I have blithely and overcynically said for years that "the news always gets it wrong, as one can verify whenever it reports something you have first-hand knowledge of." After which, I immediately believe the next article, of course. That's what readers do. They believe text.
I fell into that with the Kim Davis story. I accepted the CW that she was attempting to deny any gay couple who came in the door a marriage license. The truth is a little trickier. She's objecting more narrowly to having her name on the forms. She says that she would be content with "Modifying the prescribed Kentucky marriage license form to remove the multiple references to Davis’ name, and thus to remove the personal nature of the authorization that Davis must provide on the current form." (Exact quote) It's not very different from the antiwar "Not In Our Name" petition against invading Iraq. Both her supporters and her opponents seem to be missing the point.
It's possible to still disagree with that. In fact, I think both the Kim Davis and the "Not In Our Name" arguments are specious.

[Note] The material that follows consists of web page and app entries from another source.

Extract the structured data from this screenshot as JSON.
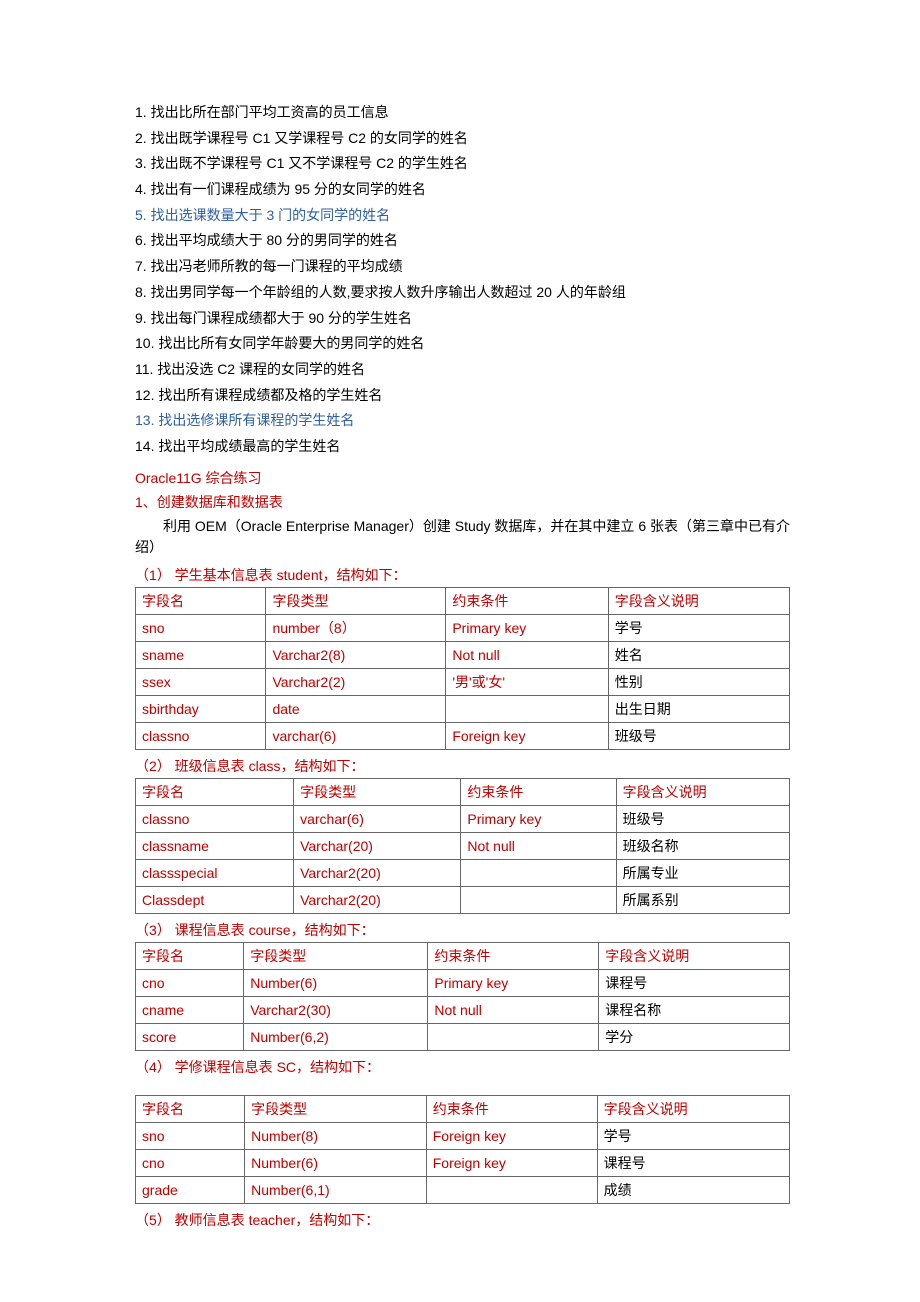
{
  "questions": [
    {
      "num": "1.",
      "text": "找出比所在部门平均工资高的员工信息",
      "cls": ""
    },
    {
      "num": "2.",
      "text": "找出既学课程号 C1 又学课程号 C2 的女同学的姓名",
      "cls": ""
    },
    {
      "num": "3.",
      "text": "找出既不学课程号 C1 又不学课程号 C2 的学生姓名",
      "cls": ""
    },
    {
      "num": "4.",
      "text": "找出有一们课程成绩为 95 分的女同学的姓名",
      "cls": ""
    },
    {
      "num": "5.",
      "text": "找出选课数量大于 3 门的女同学的姓名",
      "cls": "blue"
    },
    {
      "num": "6.",
      "text": "找出平均成绩大于 80 分的男同学的姓名",
      "cls": ""
    },
    {
      "num": "7.",
      "text": "找出冯老师所教的每一门课程的平均成绩",
      "cls": ""
    },
    {
      "num": "8.",
      "text": "找出男同学每一个年龄组的人数,要求按人数升序输出人数超过 20 人的年龄组",
      "cls": ""
    },
    {
      "num": "9.",
      "text": "找出每门课程成绩都大于 90 分的学生姓名",
      "cls": ""
    },
    {
      "num": "10.",
      "text": "找出比所有女同学年龄要大的男同学的姓名",
      "cls": ""
    },
    {
      "num": "11.",
      "text": "找出没选 C2 课程的女同学的姓名",
      "cls": ""
    },
    {
      "num": "12.",
      "text": "找出所有课程成绩都及格的学生姓名",
      "cls": ""
    },
    {
      "num": "13.",
      "text": "找出选修课所有课程的学生姓名",
      "cls": "blue"
    },
    {
      "num": "14.",
      "text": "找出平均成绩最高的学生姓名",
      "cls": ""
    }
  ],
  "title": "Oracle11G 综合练习",
  "section1": "1、创建数据库和数据表",
  "para1": "利用 OEM（Oracle Enterprise Manager）创建 Study 数据库，并在其中建立 6 张表（第三章中已有介绍）",
  "tblTitles": {
    "t1": "（1）  学生基本信息表 student，结构如下：",
    "t2": "（2）  班级信息表 class，结构如下：",
    "t3": "（3）  课程信息表 course，结构如下：",
    "t4": "（4）  学修课程信息表 SC，结构如下：",
    "t5": "（5）  教师信息表 teacher，结构如下："
  },
  "headers": {
    "c1": "字段名",
    "c2": "字段类型",
    "c3": "约束条件",
    "c4": "字段含义说明"
  },
  "t1": [
    [
      "sno",
      "number（8）",
      "Primary key",
      "学号"
    ],
    [
      "sname",
      "Varchar2(8)",
      "Not null",
      "姓名"
    ],
    [
      "ssex",
      "Varchar2(2)",
      "'男'或'女'",
      "性别"
    ],
    [
      "sbirthday",
      "date",
      "",
      "出生日期"
    ],
    [
      "classno",
      "varchar(6)",
      "Foreign key",
      "班级号"
    ]
  ],
  "t2": [
    [
      "classno",
      "varchar(6)",
      "Primary key",
      "班级号"
    ],
    [
      "classname",
      "Varchar(20)",
      "Not null",
      "班级名称"
    ],
    [
      "classspecial",
      "Varchar2(20)",
      "",
      "所属专业"
    ],
    [
      "Classdept",
      "Varchar2(20)",
      "",
      "所属系别"
    ]
  ],
  "t3": [
    [
      "cno",
      "Number(6)",
      "Primary key",
      "课程号"
    ],
    [
      "cname",
      "Varchar2(30)",
      "Not null",
      "课程名称"
    ],
    [
      "score",
      "Number(6,2)",
      "",
      "学分"
    ]
  ],
  "t4": [
    [
      "sno",
      "Number(8)",
      "Foreign key",
      "学号"
    ],
    [
      "cno",
      "Number(6)",
      "Foreign key",
      "课程号"
    ],
    [
      "grade",
      "Number(6,1)",
      "",
      "成绩"
    ]
  ]
}
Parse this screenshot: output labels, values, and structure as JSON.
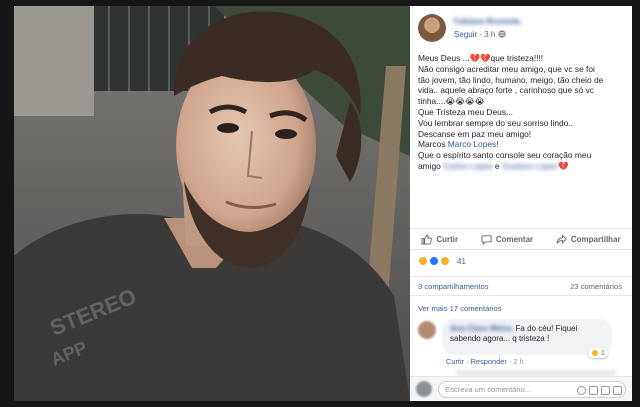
{
  "post": {
    "author": "Fabiana Rosenda",
    "follow": "Seguir",
    "time": "3 h",
    "privacy_icon": "globe-icon",
    "body": {
      "l1a": "Meus Deus ...",
      "l1b": "que tristeza!!!!",
      "l2": "Não consigo acreditar meu amigo, que vc se foi",
      "l3": "tão jovem, tão lindo, humano, meigo, tão cheio de",
      "l4": "vida.. aquele abraço forte , carinhoso que só vc",
      "l5": "tinha....",
      "l6": "Que Tristeza meu Deus...",
      "l7": "Vou lembrar sempre do seu sorriso lindo..",
      "l8": "Descanse em paz meu amigo!",
      "l9a": "Marcos ",
      "l9link": "Marco Lopes",
      "l9b": "!",
      "l10": "Que o espírito santo console seu coração meu",
      "l11a": "amigo ",
      "l11name1": "Carlos Lopes",
      "l11and": " e ",
      "l11name2": "Gustavo Lopes"
    }
  },
  "actions": {
    "like": "Curtir",
    "comment": "Comentar",
    "share": "Compartilhar"
  },
  "reactions": {
    "count": "41"
  },
  "stats": {
    "shares": "3 compartilhamentos",
    "comments": "23 comentários"
  },
  "comments": {
    "more": "Ver mais 17 comentários",
    "first": {
      "name": "Ana Clara Weiss",
      "text_1": "Fa do céu! Fiquei",
      "text_2": "sabendo agora... q tristeza !",
      "reaction_count": "1",
      "like": "Curtir",
      "reply": "Responder",
      "time": "2 h"
    }
  },
  "compose": {
    "placeholder": "Escreva um comentário..."
  },
  "colors": {
    "link": "#385898",
    "text": "#1d2129",
    "muted": "#606770",
    "background": "#161616"
  }
}
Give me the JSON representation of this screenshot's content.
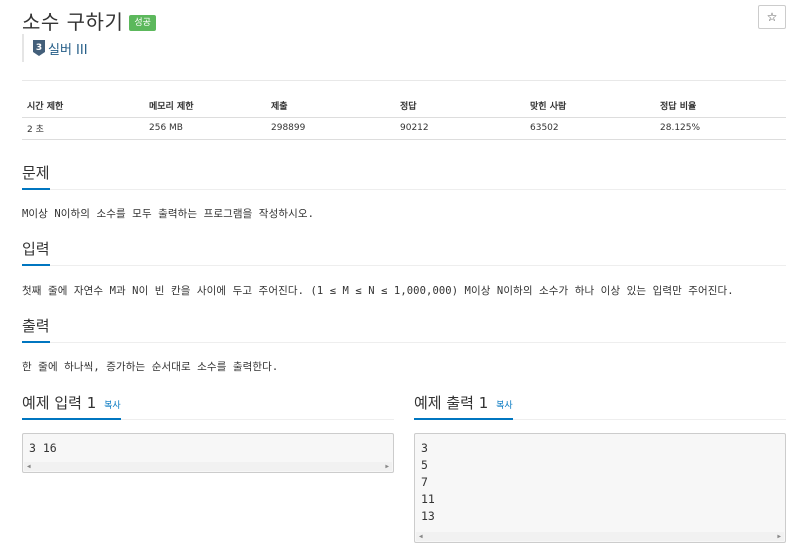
{
  "problem": {
    "title": "소수 구하기",
    "result_badge": "성공",
    "star": "☆",
    "tier_number": "3",
    "tier_label": "실버 III"
  },
  "info_table": {
    "headers": [
      "시간 제한",
      "메모리 제한",
      "제출",
      "정답",
      "맞힌 사람",
      "정답 비율"
    ],
    "values": [
      "2 초",
      "256 MB",
      "298899",
      "90212",
      "63502",
      "28.125%"
    ]
  },
  "sections": {
    "problem_heading": "문제",
    "problem_text": "M이상 N이하의 소수를 모두 출력하는 프로그램을 작성하시오.",
    "input_heading": "입력",
    "input_text": "첫째 줄에 자연수 M과 N이 빈 칸을 사이에 두고 주어진다. (1 ≤ M ≤ N ≤ 1,000,000) M이상 N이하의 소수가 하나 이상 있는 입력만 주어진다.",
    "output_heading": "출력",
    "output_text": "한 줄에 하나씩, 증가하는 순서대로 소수를 출력한다."
  },
  "sample_input": {
    "heading": "예제 입력 1",
    "copy_label": "복사",
    "lines": [
      "3 16"
    ]
  },
  "sample_output": {
    "heading": "예제 출력 1",
    "copy_label": "복사",
    "lines": [
      "3",
      "5",
      "7",
      "11",
      "13"
    ]
  },
  "colors": {
    "accent": "#0076c0",
    "success": "#5cb85c",
    "tier": "#255e88"
  }
}
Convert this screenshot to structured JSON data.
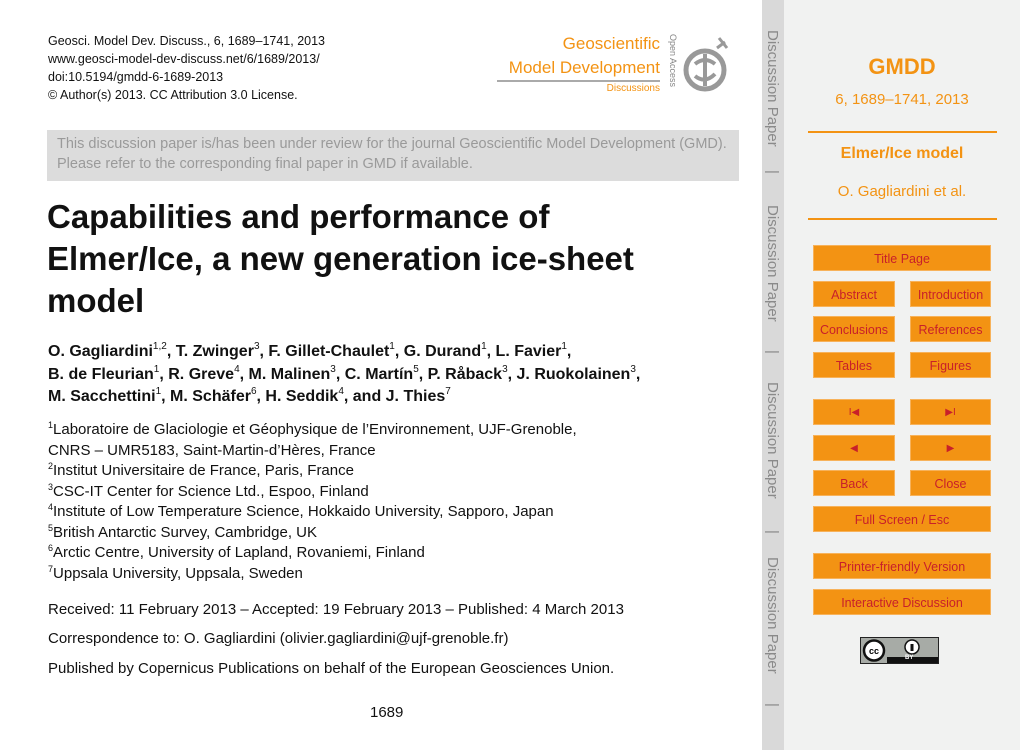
{
  "header": {
    "citation": "Geosci. Model Dev. Discuss., 6, 1689–1741, 2013",
    "url": "www.geosci-model-dev-discuss.net/6/1689/2013/",
    "doi": "doi:10.5194/gmdd-6-1689-2013",
    "license": "© Author(s) 2013. CC Attribution 3.0 License."
  },
  "logo": {
    "line1": "Geoscientific",
    "line2": "Model Development",
    "line3": "Discussions",
    "open_access": "Open Access"
  },
  "notice": "This discussion paper is/has been under review for the journal Geoscientific Model Development (GMD). Please refer to the corresponding final paper in GMD if available.",
  "title_lines": [
    "Capabilities and performance of",
    "Elmer/Ice, a new generation ice-sheet",
    "model"
  ],
  "authors": [
    [
      {
        "n": "O. Gagliardini",
        "s": "1,2",
        "p": ", "
      },
      {
        "n": "T. Zwinger",
        "s": "3",
        "p": ", "
      },
      {
        "n": "F. Gillet-Chaulet",
        "s": "1",
        "p": ", "
      },
      {
        "n": "G. Durand",
        "s": "1",
        "p": ", "
      },
      {
        "n": "L. Favier",
        "s": "1",
        "p": ","
      }
    ],
    [
      {
        "n": "B. de Fleurian",
        "s": "1",
        "p": ", "
      },
      {
        "n": "R. Greve",
        "s": "4",
        "p": ", "
      },
      {
        "n": "M. Malinen",
        "s": "3",
        "p": ", "
      },
      {
        "n": "C. Martín",
        "s": "5",
        "p": ", "
      },
      {
        "n": "P. Råback",
        "s": "3",
        "p": ", "
      },
      {
        "n": "J. Ruokolainen",
        "s": "3",
        "p": ","
      }
    ],
    [
      {
        "n": "M. Sacchettini",
        "s": "1",
        "p": ", "
      },
      {
        "n": "M. Schäfer",
        "s": "6",
        "p": ", "
      },
      {
        "n": "H. Seddik",
        "s": "4",
        "p": ", and "
      },
      {
        "n": "J. Thies",
        "s": "7",
        "p": ""
      }
    ]
  ],
  "affiliations": [
    {
      "s": "1",
      "t": "Laboratoire de Glaciologie et Géophysique de l’Environnement, UJF-Grenoble,"
    },
    {
      "s": "",
      "t": "CNRS – UMR5183, Saint-Martin-d’Hères, France"
    },
    {
      "s": "2",
      "t": "Institut Universitaire de France, Paris, France"
    },
    {
      "s": "3",
      "t": "CSC-IT Center for Science Ltd., Espoo, Finland"
    },
    {
      "s": "4",
      "t": "Institute of Low Temperature Science, Hokkaido University, Sapporo, Japan"
    },
    {
      "s": "5",
      "t": "British Antarctic Survey, Cambridge, UK"
    },
    {
      "s": "6",
      "t": "Arctic Centre, University of Lapland, Rovaniemi, Finland"
    },
    {
      "s": "7",
      "t": "Uppsala University, Uppsala, Sweden"
    }
  ],
  "received": "Received: 11 February 2013 – Accepted: 19 February 2013 – Published: 4 March 2013",
  "correspondence": "Correspondence to: O. Gagliardini (olivier.gagliardini@ujf-grenoble.fr)",
  "publisher": "Published by Copernicus Publications on behalf of the European Geosciences Union.",
  "page_number": "1689",
  "strip": {
    "label": "Discussion Paper",
    "separator": "|"
  },
  "sidebar": {
    "journal": "GMDD",
    "volume": "6, 1689–1741, 2013",
    "short_title": "Elmer/Ice model",
    "short_authors": "O. Gagliardini et al.",
    "buttons": {
      "title_page": "Title Page",
      "abstract": "Abstract",
      "introduction": "Introduction",
      "conclusions": "Conclusions",
      "references": "References",
      "tables": "Tables",
      "figures": "Figures",
      "first": "I◀",
      "last": "▶I",
      "prev": "◀",
      "next": "▶",
      "back": "Back",
      "close": "Close",
      "fullscreen": "Full Screen / Esc",
      "printer": "Printer-friendly Version",
      "interactive": "Interactive Discussion"
    },
    "cc_badge": "BY"
  },
  "colors": {
    "accent": "#f39313",
    "button_text": "#c8202a",
    "panel_bg": "#f1f2f1"
  }
}
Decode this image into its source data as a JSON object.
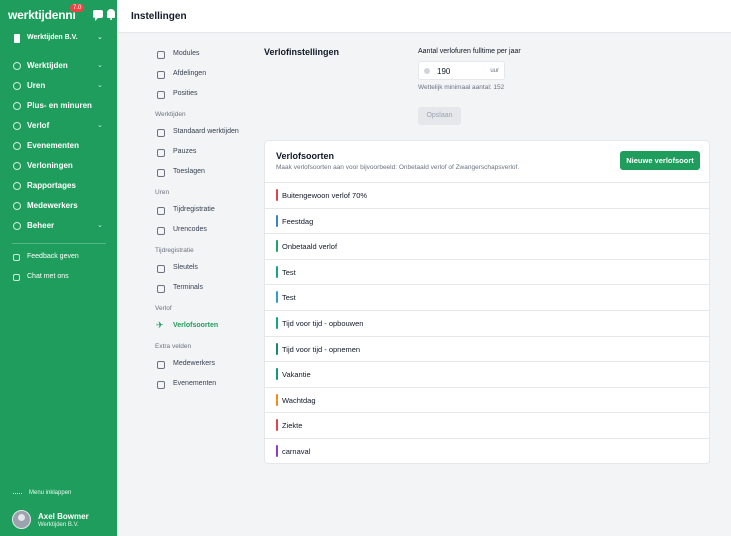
{
  "app": {
    "logo": "werktijdenni",
    "version_badge": "7.0"
  },
  "sidebar": {
    "company": "Werktijden B.V.",
    "items": [
      {
        "label": "Werktijden",
        "chevron": true
      },
      {
        "label": "Uren",
        "chevron": true
      },
      {
        "label": "Plus- en minuren",
        "chevron": false
      },
      {
        "label": "Verlof",
        "chevron": true
      },
      {
        "label": "Evenementen",
        "chevron": false
      },
      {
        "label": "Verloningen",
        "chevron": false
      },
      {
        "label": "Rapportages",
        "chevron": false
      },
      {
        "label": "Medewerkers",
        "chevron": false
      },
      {
        "label": "Beheer",
        "chevron": true
      }
    ],
    "secondary": [
      {
        "label": "Feedback geven"
      },
      {
        "label": "Chat met ons"
      }
    ],
    "collapse_label": "Menu inklappen",
    "user": {
      "name": "Axel Bowmer",
      "company": "Werktijden B.V."
    }
  },
  "header": {
    "title": "Instellingen"
  },
  "settings_nav": {
    "items": [
      {
        "type": "item",
        "label": "Modules"
      },
      {
        "type": "item",
        "label": "Afdelingen"
      },
      {
        "type": "item",
        "label": "Posities"
      },
      {
        "type": "section",
        "label": "Werktijden"
      },
      {
        "type": "item",
        "label": "Standaard werktijden"
      },
      {
        "type": "item",
        "label": "Pauzes"
      },
      {
        "type": "item",
        "label": "Toeslagen"
      },
      {
        "type": "section",
        "label": "Uren"
      },
      {
        "type": "item",
        "label": "Tijdregistratie"
      },
      {
        "type": "item",
        "label": "Urencodes"
      },
      {
        "type": "section",
        "label": "Tijdregistratie"
      },
      {
        "type": "item",
        "label": "Sleutels"
      },
      {
        "type": "item",
        "label": "Terminals"
      },
      {
        "type": "section",
        "label": "Verlof"
      },
      {
        "type": "item",
        "label": "Verlofsoorten",
        "active": true
      },
      {
        "type": "section",
        "label": "Extra velden"
      },
      {
        "type": "item",
        "label": "Medewerkers"
      },
      {
        "type": "item",
        "label": "Evenementen"
      }
    ]
  },
  "verlof_settings": {
    "title": "Verlofinstellingen",
    "hours_label": "Aantal verlofuren fulltime per jaar",
    "hours_value": "190",
    "hours_unit": "uur",
    "minimum_note": "Wettelijk minimaal aantal: 152",
    "save_label": "Opslaan"
  },
  "verlofsoorten": {
    "title": "Verlofsoorten",
    "subtitle": "Maak verlofsoorten aan voor bijvoorbeeld: Onbetaald verlof of Zwangerschapsverlof.",
    "new_button": "Nieuwe verlofsoort",
    "rows": [
      {
        "label": "Buitengewoon verlof 70%",
        "color": "#e0434b"
      },
      {
        "label": "Feestdag",
        "color": "#3b82c4"
      },
      {
        "label": "Onbetaald verlof",
        "color": "#22a06b"
      },
      {
        "label": "Test",
        "color": "#14a38b"
      },
      {
        "label": "Test",
        "color": "#2f9ec9"
      },
      {
        "label": "Tijd voor tijd - opbouwen",
        "color": "#14a38b"
      },
      {
        "label": "Tijd voor tijd - opnemen",
        "color": "#128a6e"
      },
      {
        "label": "Vakantie",
        "color": "#10967a"
      },
      {
        "label": "Wachtdag",
        "color": "#f08a1a"
      },
      {
        "label": "Ziekte",
        "color": "#e0434b"
      },
      {
        "label": "carnaval",
        "color": "#8b3fc9"
      }
    ]
  }
}
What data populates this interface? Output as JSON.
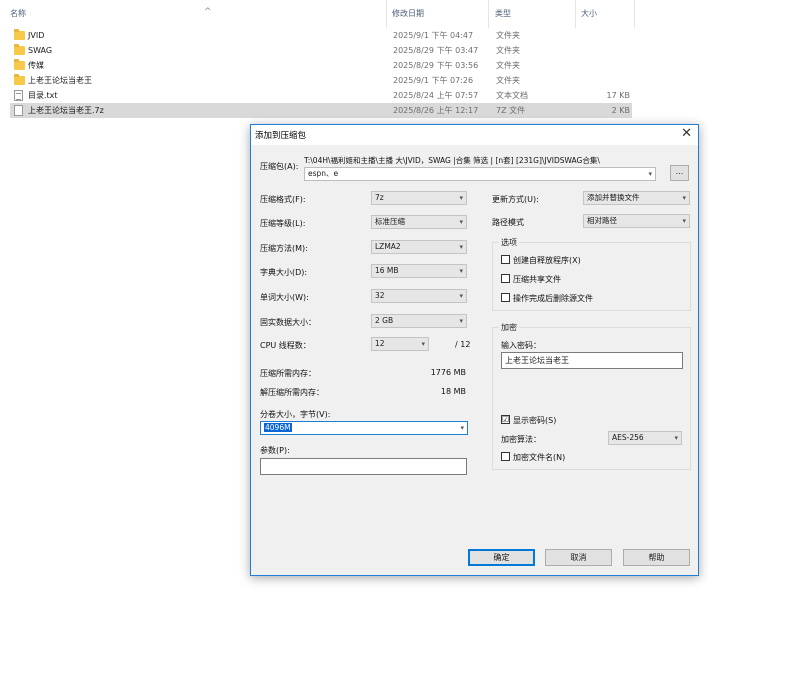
{
  "explorer": {
    "columns": {
      "name": "名称",
      "date": "修改日期",
      "type": "类型",
      "size": "大小"
    },
    "files": [
      {
        "name": "JVID",
        "date": "2025/9/1 下午 04:47",
        "type": "文件夹",
        "size": "",
        "icon": "folder-icon"
      },
      {
        "name": "SWAG",
        "date": "2025/8/29 下午 03:47",
        "type": "文件夹",
        "size": "",
        "icon": "folder-icon"
      },
      {
        "name": "传媒",
        "date": "2025/8/29 下午 03:56",
        "type": "文件夹",
        "size": "",
        "icon": "folder-icon"
      },
      {
        "name": "上老王论坛当老王",
        "date": "2025/9/1 下午 07:26",
        "type": "文件夹",
        "size": "",
        "icon": "folder-icon"
      },
      {
        "name": "目录.txt",
        "date": "2025/8/24 上午 07:57",
        "type": "文本文档",
        "size": "17 KB",
        "icon": "text-file-icon"
      },
      {
        "name": "上老王论坛当老王.7z",
        "date": "2025/8/26 上午 12:17",
        "type": "7Z 文件",
        "size": "2 KB",
        "icon": "archive-file-icon",
        "selected": true
      }
    ]
  },
  "dialog": {
    "title": "添加到压缩包",
    "archive_label": "压缩包(A):",
    "archive_path": "T:\\04H\\福利姬和主播\\主播 大\\JVID，SWAG |合集 筛选 | [n套] [231G]\\JVIDSWAG合集\\",
    "archive_name": "espn、e",
    "browse_label": "...",
    "format_label": "压缩格式(F):",
    "format_value": "7z",
    "level_label": "压缩等级(L):",
    "level_value": "标准压缩",
    "method_label": "压缩方法(M):",
    "method_value": "LZMA2",
    "dict_label": "字典大小(D):",
    "dict_value": "16 MB",
    "word_label": "单词大小(W):",
    "word_value": "32",
    "solid_label": "固实数据大小：",
    "solid_value": "2 GB",
    "cpu_label": "CPU 线程数：",
    "cpu_value": "12",
    "cpu_total": "/ 12",
    "mem_comp_label": "压缩所需内存：",
    "mem_comp_value": "1776 MB",
    "mem_decomp_label": "解压缩所需内存：",
    "mem_decomp_value": "18 MB",
    "volume_label": "分卷大小，字节(V):",
    "volume_value": "4096M",
    "params_label": "参数(P):",
    "params_value": "",
    "update_label": "更新方式(U):",
    "update_value": "添加并替换文件",
    "pathmode_label": "路径模式",
    "pathmode_value": "相对路径",
    "options_title": "选项",
    "opt_sfx": "创建自释放程序(X)",
    "opt_shared": "压缩共享文件",
    "opt_delete": "操作完成后删除源文件",
    "encrypt_title": "加密",
    "password_label": "输入密码：",
    "password_value": "上老王论坛当老王",
    "show_password": "显示密码(S)",
    "show_password_check": "☑",
    "encrypt_method_label": "加密算法：",
    "encrypt_method_value": "AES-256",
    "encrypt_names": "加密文件名(N)",
    "ok": "确定",
    "cancel": "取消",
    "help": "帮助",
    "close_glyph": "✕"
  }
}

But I at least see the point, and it may fit the law. As is often the case, the Volokh Conspiracy provides an interesting, balanced analysis.